Joel: You're also very young, which I know from your statement of you've been in so many interviews and you've gotten so many silver medals, doesn't necessarily ring true with me, because you are a young guy. Your experience, education sort of proves that out.
Joel: To me, you are going to find that great idea. This is actually a pivot, we didn't talk much about that. There may be another pivot in your future. I don't even know if the employment space is where you will end up. I do say with some assuredness that I think you will do great things in the entrepreneurial realm and create something great.
Joel: This business for me, it's just really hard to get over a lot of things Chad said. Get off my lawn, but get out of my database, leave my candidates alone. I spent so much money to get them into my pool of candidates, sharing them is just, I think, a concept that Chad and I can't get our head around. Maybe it's a product for younger folks or younger businesses or startups who don't give a shit. A Boeing, a Walmart, I don't see them embracing this in a way that a startup in Silicon Valley would.
Joel: Where Chad's gun was just put you out of your misery, my gun is more of a mercy killing and saying this idea, to me, isn't the idea that you're going to end up with. It's going to be the idea where we look back five or 10 years from now and go, "Man, remember when Patrick did that, and it's so close to that one idea that he's doing now that's really successful?"
Joel: So, Patrick, you're a great dude. I think you're really smart, but the business idea, I think there's another one in your future, and this one, to me, isn't it.
Patrick: Fair enough.
Joel: Balls for being on the show, kudos for that as always. If you have any comments or feedback, that's great, otherwise we appreciate if you just want to get the hell off the show and throw darts at our faces.

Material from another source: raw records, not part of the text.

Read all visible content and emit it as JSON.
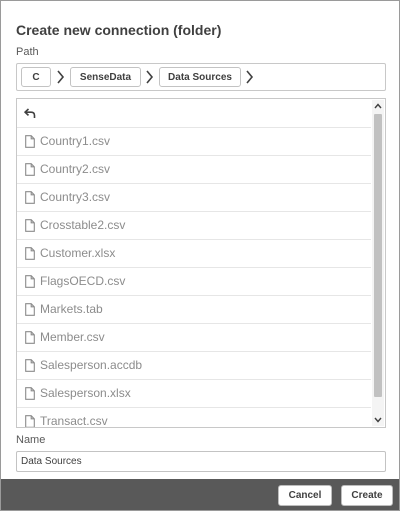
{
  "dialog": {
    "title": "Create new connection (folder)",
    "path_label": "Path",
    "name_label": "Name"
  },
  "breadcrumb": [
    {
      "label": "C"
    },
    {
      "label": "SenseData"
    },
    {
      "label": "Data Sources"
    }
  ],
  "file_list": {
    "back_icon": "back-arrow-icon",
    "items": [
      {
        "name": "Country1.csv",
        "icon": "file-icon"
      },
      {
        "name": "Country2.csv",
        "icon": "file-icon"
      },
      {
        "name": "Country3.csv",
        "icon": "file-icon"
      },
      {
        "name": "Crosstable2.csv",
        "icon": "file-icon"
      },
      {
        "name": "Customer.xlsx",
        "icon": "file-icon"
      },
      {
        "name": "FlagsOECD.csv",
        "icon": "file-icon"
      },
      {
        "name": "Markets.tab",
        "icon": "file-icon"
      },
      {
        "name": "Member.csv",
        "icon": "file-icon"
      },
      {
        "name": "Salesperson.accdb",
        "icon": "file-icon"
      },
      {
        "name": "Salesperson.xlsx",
        "icon": "file-icon"
      },
      {
        "name": "Transact.csv",
        "icon": "file-icon"
      }
    ]
  },
  "name_field": {
    "value": "Data Sources"
  },
  "footer": {
    "cancel_label": "Cancel",
    "create_label": "Create"
  }
}
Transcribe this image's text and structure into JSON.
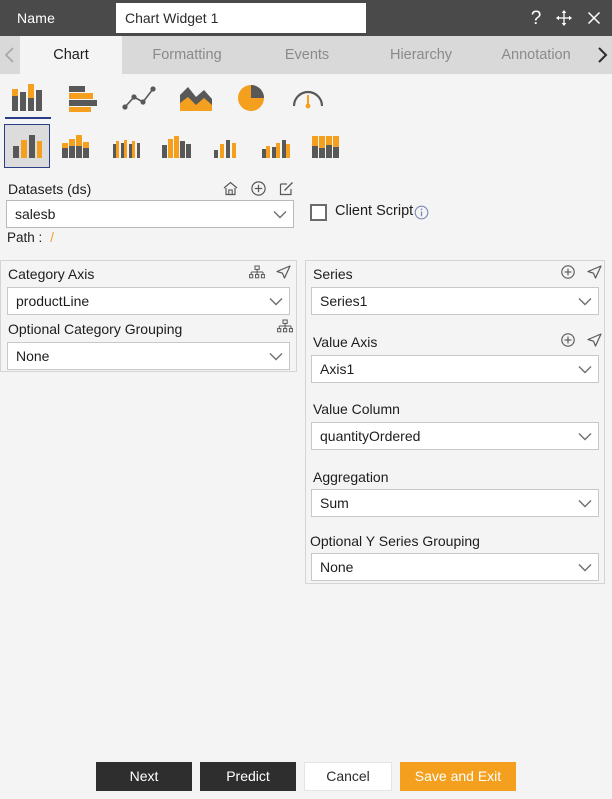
{
  "titlebar": {
    "name_label": "Name",
    "widget_name": "Chart Widget 1",
    "icons": {
      "help": "help-icon",
      "move": "move-icon",
      "close": "close-icon"
    }
  },
  "tabs": {
    "prev_arrow": "chevron-left-icon",
    "next_arrow": "chevron-right-icon",
    "items": [
      {
        "label": "Chart",
        "active": true
      },
      {
        "label": "Formatting",
        "active": false
      },
      {
        "label": "Events",
        "active": false
      },
      {
        "label": "Hierarchy",
        "active": false
      },
      {
        "label": "Annotation",
        "active": false
      }
    ]
  },
  "chart_types_primary": [
    {
      "name": "column-chart-icon",
      "selected": true
    },
    {
      "name": "bar-chart-icon",
      "selected": false
    },
    {
      "name": "line-scatter-chart-icon",
      "selected": false
    },
    {
      "name": "area-chart-icon",
      "selected": false
    },
    {
      "name": "pie-chart-icon",
      "selected": false
    },
    {
      "name": "gauge-chart-icon",
      "selected": false
    }
  ],
  "chart_types_secondary": [
    {
      "name": "column-simple-icon",
      "selected": true
    },
    {
      "name": "column-stacked-icon",
      "selected": false
    },
    {
      "name": "column-grouped-thin-icon",
      "selected": false
    },
    {
      "name": "column-clustered-icon",
      "selected": false
    },
    {
      "name": "column-mixed-icon",
      "selected": false
    },
    {
      "name": "column-small-multiples-icon",
      "selected": false
    },
    {
      "name": "column-stacked-full-icon",
      "selected": false
    }
  ],
  "datasets": {
    "label": "Datasets (ds)",
    "home_icon": "home-icon",
    "add_icon": "plus-circle-icon",
    "edit_icon": "edit-pencil-icon",
    "value": "salesb",
    "path_label": "Path :",
    "path_value": "/"
  },
  "client_script": {
    "label": "Client Script",
    "checked": false,
    "info_icon": "info-icon"
  },
  "left_panel": {
    "category_axis": {
      "label": "Category Axis",
      "value": "productLine",
      "tree_icon": "hierarchy-tree-icon",
      "send_icon": "send-arrow-icon"
    },
    "category_grouping": {
      "label": "Optional Category Grouping",
      "value": "None",
      "tree_icon": "hierarchy-tree-icon"
    }
  },
  "right_panel": {
    "series": {
      "label": "Series",
      "value": "Series1",
      "add_icon": "plus-circle-icon",
      "send_icon": "send-arrow-icon"
    },
    "value_axis": {
      "label": "Value Axis",
      "value": "Axis1",
      "add_icon": "plus-circle-icon",
      "send_icon": "send-arrow-icon"
    },
    "value_column": {
      "label": "Value Column",
      "value": "quantityOrdered"
    },
    "aggregation": {
      "label": "Aggregation",
      "value": "Sum"
    },
    "y_series_grouping": {
      "label": "Optional Y Series Grouping",
      "value": "None"
    }
  },
  "footer": {
    "next": "Next",
    "predict": "Predict",
    "cancel": "Cancel",
    "save_exit": "Save and Exit"
  },
  "colors": {
    "accent_orange": "#f4a01e",
    "header_dark": "#4a4a4a",
    "tab_bg": "#d9d9d9",
    "body_bg": "#f4f4f4",
    "select_blue": "#2c3e86",
    "icon_gray": "#585858"
  }
}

Patrick: No. Thank you so much for having me. This is great, and I appreciate all the feedback. I'm still standing even though I'm not on the firing post, but yeah.
Chad: Awesome, man.

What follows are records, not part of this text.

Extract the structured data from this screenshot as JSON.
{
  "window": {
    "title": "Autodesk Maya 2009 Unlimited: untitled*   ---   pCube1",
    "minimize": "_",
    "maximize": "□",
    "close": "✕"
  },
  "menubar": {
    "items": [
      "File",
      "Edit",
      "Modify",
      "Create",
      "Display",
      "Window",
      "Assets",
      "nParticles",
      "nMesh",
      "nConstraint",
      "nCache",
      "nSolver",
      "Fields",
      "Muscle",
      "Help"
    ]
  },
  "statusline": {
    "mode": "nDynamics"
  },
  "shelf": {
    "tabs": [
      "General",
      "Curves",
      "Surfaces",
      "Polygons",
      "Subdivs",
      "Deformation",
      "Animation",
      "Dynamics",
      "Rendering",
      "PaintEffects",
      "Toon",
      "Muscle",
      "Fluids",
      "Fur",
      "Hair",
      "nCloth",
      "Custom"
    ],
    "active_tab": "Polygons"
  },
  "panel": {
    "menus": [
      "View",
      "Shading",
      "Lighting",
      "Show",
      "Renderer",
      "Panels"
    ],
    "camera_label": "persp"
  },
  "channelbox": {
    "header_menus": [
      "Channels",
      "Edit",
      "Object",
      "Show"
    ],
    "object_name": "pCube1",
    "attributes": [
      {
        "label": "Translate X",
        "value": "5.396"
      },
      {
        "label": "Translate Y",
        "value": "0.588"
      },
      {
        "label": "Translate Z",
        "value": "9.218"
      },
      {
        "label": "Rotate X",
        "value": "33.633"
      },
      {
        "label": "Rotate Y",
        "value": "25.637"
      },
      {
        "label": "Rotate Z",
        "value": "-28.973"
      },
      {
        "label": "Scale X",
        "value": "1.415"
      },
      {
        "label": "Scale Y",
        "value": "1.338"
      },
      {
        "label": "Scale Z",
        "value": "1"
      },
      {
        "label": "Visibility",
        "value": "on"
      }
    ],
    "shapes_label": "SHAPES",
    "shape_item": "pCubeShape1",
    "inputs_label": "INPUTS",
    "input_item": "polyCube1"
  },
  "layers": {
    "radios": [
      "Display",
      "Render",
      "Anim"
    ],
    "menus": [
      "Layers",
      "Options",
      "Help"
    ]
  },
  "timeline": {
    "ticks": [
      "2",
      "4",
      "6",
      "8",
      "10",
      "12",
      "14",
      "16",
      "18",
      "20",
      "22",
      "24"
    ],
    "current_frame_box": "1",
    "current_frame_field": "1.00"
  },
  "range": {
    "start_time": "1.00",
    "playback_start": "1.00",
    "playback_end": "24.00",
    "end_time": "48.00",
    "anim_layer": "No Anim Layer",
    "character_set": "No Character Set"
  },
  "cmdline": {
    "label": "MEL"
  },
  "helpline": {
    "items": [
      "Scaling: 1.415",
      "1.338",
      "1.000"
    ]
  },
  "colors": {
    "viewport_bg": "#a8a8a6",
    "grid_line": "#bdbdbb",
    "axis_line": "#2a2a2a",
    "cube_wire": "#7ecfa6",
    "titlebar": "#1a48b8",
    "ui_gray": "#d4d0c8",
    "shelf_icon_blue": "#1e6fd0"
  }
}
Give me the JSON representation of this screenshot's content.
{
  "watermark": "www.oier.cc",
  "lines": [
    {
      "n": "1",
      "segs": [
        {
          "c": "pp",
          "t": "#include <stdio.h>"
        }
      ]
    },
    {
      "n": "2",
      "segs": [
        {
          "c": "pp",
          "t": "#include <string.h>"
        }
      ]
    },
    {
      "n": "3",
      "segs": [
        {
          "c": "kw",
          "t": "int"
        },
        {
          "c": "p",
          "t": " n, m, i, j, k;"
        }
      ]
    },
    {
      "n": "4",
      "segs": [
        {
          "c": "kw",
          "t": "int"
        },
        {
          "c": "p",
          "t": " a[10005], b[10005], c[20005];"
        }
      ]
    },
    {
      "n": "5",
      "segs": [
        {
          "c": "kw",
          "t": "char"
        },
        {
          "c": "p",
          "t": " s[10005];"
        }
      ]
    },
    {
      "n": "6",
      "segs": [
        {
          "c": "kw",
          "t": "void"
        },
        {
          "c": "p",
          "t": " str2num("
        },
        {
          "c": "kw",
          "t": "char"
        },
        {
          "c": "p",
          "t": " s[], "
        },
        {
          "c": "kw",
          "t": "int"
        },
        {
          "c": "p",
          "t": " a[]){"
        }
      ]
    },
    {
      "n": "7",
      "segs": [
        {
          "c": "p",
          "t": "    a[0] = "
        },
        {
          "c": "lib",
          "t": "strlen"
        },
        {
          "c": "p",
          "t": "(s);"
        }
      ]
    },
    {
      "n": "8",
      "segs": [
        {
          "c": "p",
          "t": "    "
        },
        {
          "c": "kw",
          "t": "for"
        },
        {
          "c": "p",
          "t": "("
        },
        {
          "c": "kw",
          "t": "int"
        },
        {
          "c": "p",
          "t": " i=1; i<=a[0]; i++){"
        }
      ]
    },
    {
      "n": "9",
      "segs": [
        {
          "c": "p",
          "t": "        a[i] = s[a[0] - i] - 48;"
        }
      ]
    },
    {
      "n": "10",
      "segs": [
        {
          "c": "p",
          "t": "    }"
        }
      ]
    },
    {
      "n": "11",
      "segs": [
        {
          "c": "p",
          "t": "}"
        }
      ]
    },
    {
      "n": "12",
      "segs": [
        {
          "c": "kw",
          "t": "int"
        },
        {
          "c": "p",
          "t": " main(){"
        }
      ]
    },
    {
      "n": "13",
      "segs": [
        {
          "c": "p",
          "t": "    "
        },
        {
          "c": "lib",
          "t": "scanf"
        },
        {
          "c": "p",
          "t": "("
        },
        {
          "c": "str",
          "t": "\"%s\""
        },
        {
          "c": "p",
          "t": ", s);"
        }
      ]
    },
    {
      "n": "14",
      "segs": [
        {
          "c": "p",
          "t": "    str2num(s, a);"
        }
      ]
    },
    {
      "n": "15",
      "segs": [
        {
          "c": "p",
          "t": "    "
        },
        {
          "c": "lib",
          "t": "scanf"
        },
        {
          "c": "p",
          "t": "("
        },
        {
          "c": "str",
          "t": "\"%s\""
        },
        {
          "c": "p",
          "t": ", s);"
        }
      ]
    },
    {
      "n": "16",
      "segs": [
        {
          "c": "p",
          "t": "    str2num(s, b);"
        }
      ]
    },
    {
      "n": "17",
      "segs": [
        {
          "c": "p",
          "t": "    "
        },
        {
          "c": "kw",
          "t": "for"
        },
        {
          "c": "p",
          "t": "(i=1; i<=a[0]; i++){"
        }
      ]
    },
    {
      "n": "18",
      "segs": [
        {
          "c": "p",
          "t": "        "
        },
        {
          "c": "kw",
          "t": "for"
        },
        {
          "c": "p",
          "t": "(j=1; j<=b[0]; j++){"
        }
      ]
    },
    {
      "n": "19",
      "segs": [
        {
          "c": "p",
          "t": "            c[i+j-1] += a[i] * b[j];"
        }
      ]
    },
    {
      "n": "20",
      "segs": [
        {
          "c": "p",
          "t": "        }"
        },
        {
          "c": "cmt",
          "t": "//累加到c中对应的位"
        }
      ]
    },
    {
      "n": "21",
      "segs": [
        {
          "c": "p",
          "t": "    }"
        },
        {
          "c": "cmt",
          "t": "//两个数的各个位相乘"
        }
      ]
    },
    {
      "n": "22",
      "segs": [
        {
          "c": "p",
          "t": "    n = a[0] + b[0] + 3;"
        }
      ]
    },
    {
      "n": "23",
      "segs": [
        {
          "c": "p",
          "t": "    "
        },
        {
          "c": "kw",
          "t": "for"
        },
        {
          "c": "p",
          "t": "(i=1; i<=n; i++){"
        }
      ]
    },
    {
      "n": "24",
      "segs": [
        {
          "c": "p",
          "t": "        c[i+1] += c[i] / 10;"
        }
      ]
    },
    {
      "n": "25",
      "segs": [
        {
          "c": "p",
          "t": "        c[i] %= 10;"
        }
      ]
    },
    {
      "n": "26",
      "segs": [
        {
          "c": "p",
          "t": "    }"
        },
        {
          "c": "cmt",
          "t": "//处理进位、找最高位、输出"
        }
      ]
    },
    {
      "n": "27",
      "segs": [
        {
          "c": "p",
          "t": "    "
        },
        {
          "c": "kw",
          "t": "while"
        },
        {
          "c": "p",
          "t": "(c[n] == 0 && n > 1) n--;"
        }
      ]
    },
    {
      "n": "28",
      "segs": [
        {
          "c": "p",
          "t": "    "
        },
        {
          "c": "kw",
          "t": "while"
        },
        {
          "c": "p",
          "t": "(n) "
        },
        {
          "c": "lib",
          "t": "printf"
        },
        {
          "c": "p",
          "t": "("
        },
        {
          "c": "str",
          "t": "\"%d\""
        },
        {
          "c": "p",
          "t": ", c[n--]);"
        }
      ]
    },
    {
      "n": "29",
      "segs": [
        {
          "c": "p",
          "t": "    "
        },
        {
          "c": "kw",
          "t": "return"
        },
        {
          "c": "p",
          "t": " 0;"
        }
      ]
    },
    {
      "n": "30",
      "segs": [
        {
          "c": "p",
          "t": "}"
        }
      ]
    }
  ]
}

Joel: Enough said. Chad, another episode. We out.
Chad: We out.
Speaker 4: This has been the Firing Squad. Be sure to subscribe to the Chad and Cheese Podcast, so you don't miss an episode. If you're a startup who wants to face the Firing Squad, contact the boys at ChadCheese.com today. That's www.C-H-A-D-C-H-E-E-S-E.com.